The water temperature on Sabine Lake is not as warm as it usually is about this time of year. Right now, it’s holding around the 67-degree mark. That’s about 3 to 4 degrees shy of what it’s supposed to be at this time in April. The water temperature on East Galveston Bay is 64 degrees; in the surf from the Sabine jetties to High Island, it’s right at 70.
A lot of the 5 to 8 pound trout being caught on Sabine Lake are not holding eggs yet. That translates into heavier trout later this month and into May as they develop eggs and gain a little girth.
The trick to catching enough Sabine Lake trout and reds for dinner is to pick your days. For example, guide Jerry Norris had a four-person group of anglers that insisted on fishing the day after last week’s cold front moved through.
“The wind was howling, it was cold and the water just about everywhere on the lake looked like chocolate milk,” said Norris. “I told them it was going to be tough and cold with a very slow bite, but they wouldn’t take no for an answer.
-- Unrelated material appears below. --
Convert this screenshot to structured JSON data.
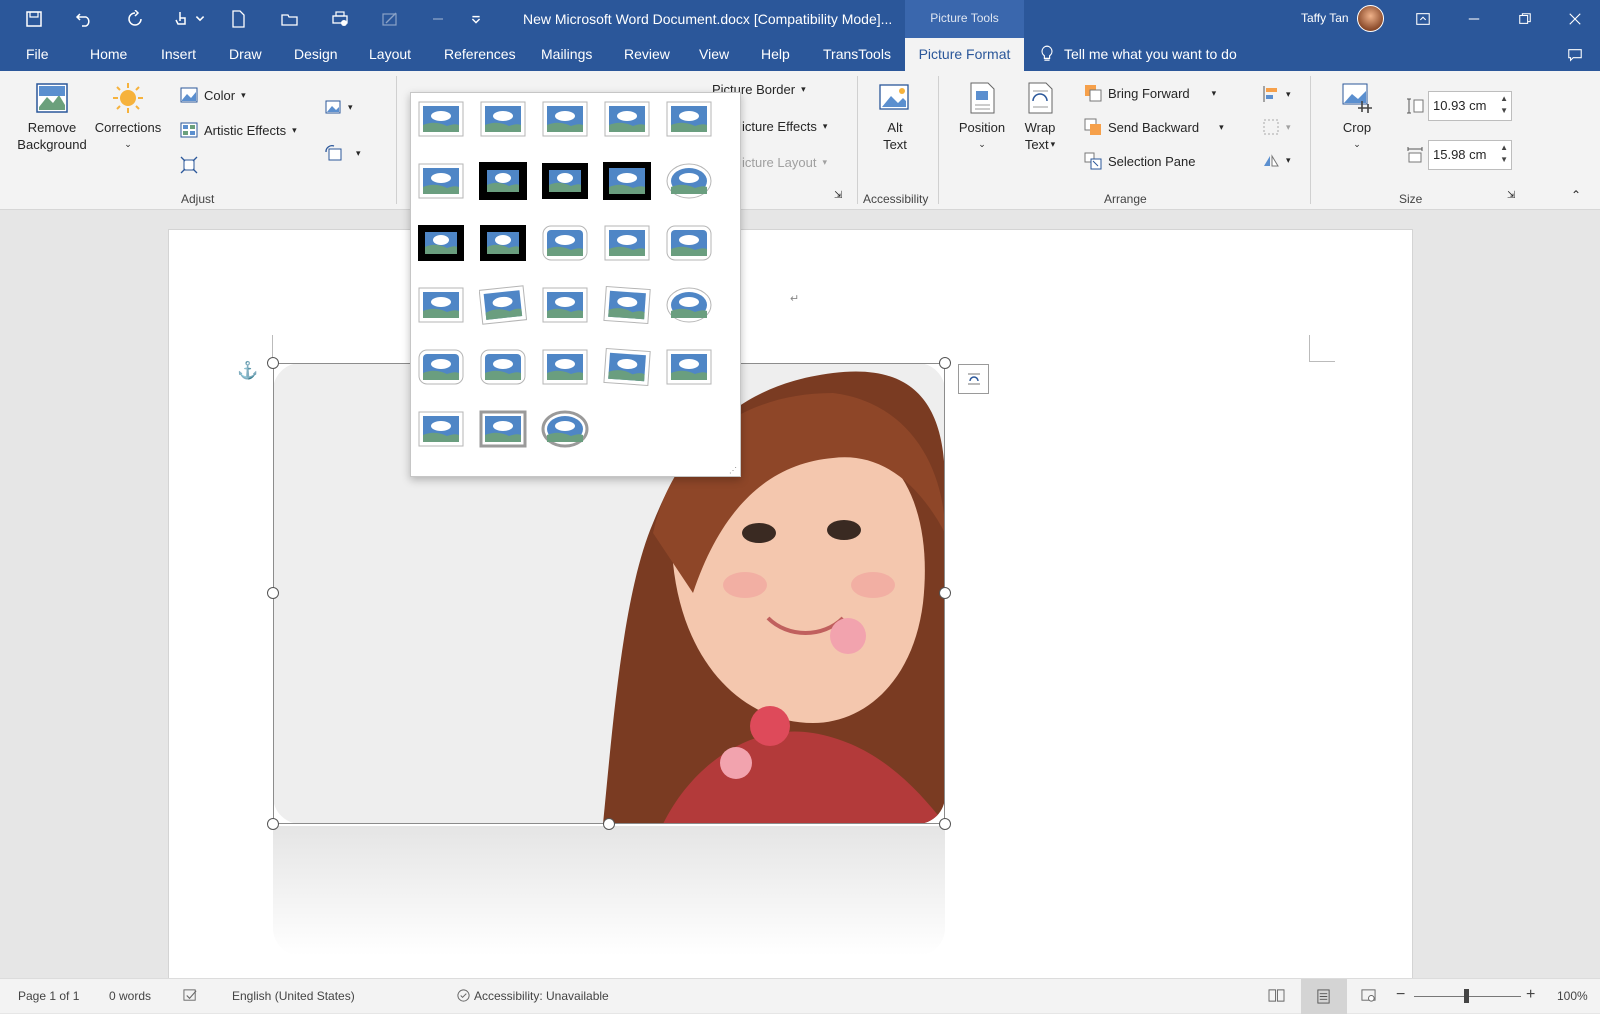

Six hours later, they were beat down and ready to come in. I hit all the right spots, and we had four reds. Two days later, the temperature was back up in the 70s, the lake was calm and the water was in excellent shape. I had another group out and caught a solid box of trout, reds and a few flounder on soft plastics.”
Norris says he’s keying on one thing – mullet.
“If I can find mullet, we’ll catch fish,” he says. “Lots of mullet are in the lake and the pass right now. The best bite has been from about noon until 4 or 5 o’clock. A Super Spook Jr. has been best after the water warms up. Early in the day, we’ve been fishing Assassins and Bayou Chubs in 4 to 5 feet of water over mud and shell.”
There are quite a few shrimp in Sabine Lake right now. They’re anywhere from 3 to 4 inches long. Trout and reds have been pushing them to the surface, and that’s when the birds will lead you to the action. Flocks of gulls have been working on the lower and middle areas of the lake.
If you don’t have a boat, you might want to fish along the south levy wall. When the shrimp move up along this levy, big-time numbers of trout won’t be far behind. Right about now is when you can fish along the rocks and catch some pretty solid trout. Soft plastics are best along the levy wall when rigged on 1/8 or 1/16-ounce jig heads. Another option is to fish a Vudu shrimp in natural or chartreuse under a rattle float.
Sam Rayburn Bass-N-Bucks anglers find plenty of bass
The team of Kris Wilson and Charles Bebber won the April 6 Sam Rayburn Bass-N-Bucks tournament with five bass weighing 21.41 pounds. The win was worth $8,000. Finishing second were John Lemaire and Phil Ransonet with a limit of five bass weighing 19 pounds. In third place were Clayton Boulware and Chris McCall with five bass going 16.35 pounds.
The big bass of the tournament weighed 7.65 pounds. The average weight was 2.76 pounds.